Michael Boyden

Israel’s Creeping Dictatorship

It doesn’t happen overnight.

There are many telltale signs out there that should give us all some cause for concern.

In 2012 Ben Caspit, who had been a reporter with the Ma’ariv newspaper since 1985, was fired from his job. It has been suggested that his animosity to Netanyahu may have been one of the reasons that led to his dismissal.

The Israeli investigative reporter and television journalist Raviv Drucker is a leading critic of our prime minister.
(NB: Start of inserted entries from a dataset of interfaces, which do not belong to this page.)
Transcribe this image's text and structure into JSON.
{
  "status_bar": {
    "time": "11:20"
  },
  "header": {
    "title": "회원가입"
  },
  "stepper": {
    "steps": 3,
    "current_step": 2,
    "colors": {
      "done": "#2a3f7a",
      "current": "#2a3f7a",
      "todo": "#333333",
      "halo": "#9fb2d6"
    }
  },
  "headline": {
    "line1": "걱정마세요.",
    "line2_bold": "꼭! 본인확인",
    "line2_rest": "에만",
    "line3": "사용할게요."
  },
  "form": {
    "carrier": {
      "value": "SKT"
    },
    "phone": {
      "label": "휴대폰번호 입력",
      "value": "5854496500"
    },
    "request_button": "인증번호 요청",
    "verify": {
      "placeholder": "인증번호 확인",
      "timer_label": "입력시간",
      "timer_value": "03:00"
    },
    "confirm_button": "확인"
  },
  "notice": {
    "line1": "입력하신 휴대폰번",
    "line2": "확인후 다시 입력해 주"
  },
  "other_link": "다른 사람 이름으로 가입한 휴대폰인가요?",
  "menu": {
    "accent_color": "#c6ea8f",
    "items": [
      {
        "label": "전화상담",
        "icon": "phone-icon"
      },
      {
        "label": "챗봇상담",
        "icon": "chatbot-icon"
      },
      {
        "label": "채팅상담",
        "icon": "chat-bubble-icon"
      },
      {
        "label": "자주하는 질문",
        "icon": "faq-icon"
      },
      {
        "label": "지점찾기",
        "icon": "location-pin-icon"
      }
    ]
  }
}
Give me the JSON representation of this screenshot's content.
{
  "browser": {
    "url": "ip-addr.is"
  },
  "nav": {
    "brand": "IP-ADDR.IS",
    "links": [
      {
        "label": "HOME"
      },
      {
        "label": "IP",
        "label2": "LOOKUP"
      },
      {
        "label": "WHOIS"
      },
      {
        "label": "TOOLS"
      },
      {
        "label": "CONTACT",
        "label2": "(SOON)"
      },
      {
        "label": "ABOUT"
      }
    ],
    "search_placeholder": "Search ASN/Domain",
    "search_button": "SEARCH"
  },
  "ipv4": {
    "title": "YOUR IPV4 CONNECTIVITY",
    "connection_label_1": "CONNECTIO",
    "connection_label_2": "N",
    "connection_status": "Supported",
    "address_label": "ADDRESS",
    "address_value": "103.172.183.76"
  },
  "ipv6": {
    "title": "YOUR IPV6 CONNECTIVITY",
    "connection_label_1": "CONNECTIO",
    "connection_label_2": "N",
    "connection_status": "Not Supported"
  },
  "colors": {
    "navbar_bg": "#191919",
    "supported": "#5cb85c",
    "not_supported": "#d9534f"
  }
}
In one of his reports he revealed that Bibi’s personal lawyer and second cousin, David Shimron, had represented a German submarine manufacturer in a multi-million-dollar deal with Israel, and alleged a possible conflict of interest.

After many attempts by the Israeli government to influence its editorial policies, Channel 13 News fired Raviv Drucker together with around 40 members of its editorial staff and reporters who were critical of Netanyahu.

In 2018 Bibi filed a libel suit against journalist Ben Caspit over an article the latter wrote addressing police investigations concerning him.

But the paper trail goes on. The prominent diplomatic correspondent, Barak Ravid, known for his scoops and critical coverage of our prime minister, was dismissed by Channel 13 TV just last month.

Also fired following maternity leave was the news anchor and television reporter Tali Moreno. Channel 13 said it was dealing with a financial streamlining process that had forced it to “bid farewell to outstanding professionals”. Some are asking whether it was coincidental that Moreno is married to Eyal Kitzis, who is known for his satirical TV programme “Eretz Nehederet” and who had been asked to tone down his material on Sarah Netanyahu.

However, yesterday’s bombshell announcement that the forthcoming satirical TV series “Gav Ha-Umah” hosted by Lior Schleien was to be scrapped should sound an alarm bell. Some see this as a further expression of the political orientation of Channel 13 TV. Others view this as yet another attempt to stifle criticism.

Fortunately, critics of the current regime are only losing their jobs and not being poisoned, but there are worrying signs.

Opponents of our government are referred to as traitors. There have been attempts in recent days to interfere with the appointment of both Israel’s Chief of Police and the Attorney General. The Supreme Court and the State Attorney’s Office face mounting criticism, and there has been a growing number of cases of police brutality targeted at peaceful demonstrators outside the prime minister’s official residence in Jerusalem.

Meanwhile, the President of the State of Israel, who should be a beacon of light and sanity and an upholder of democracy in these troubled times is nowhere to be seen or heard, while the religious parties, who should be a moral compass in our society, prop up a fractured and dysfunctional government in return for financial handouts.

Where is all of this leading? Hopefully nowhere. Fortunately, there are enough Israelis out there who see the writing on the wall and are deeply concerned about what is happening. They are speaking out. The tide can still be turned.

Nevertheless, we would do well to remember the fable of the frog who was dropped into tepid water, which was then slowly brought to the boil. The frog died. Had it been suddenly put into boiling water it would have jumped out.

About the Author
Made aliyah from the UK in 1985, am a former president of the Israel Council of Reform Rabbis and am currently rabbi of Kehilat Yonatan in Hod Hasharon, Israel.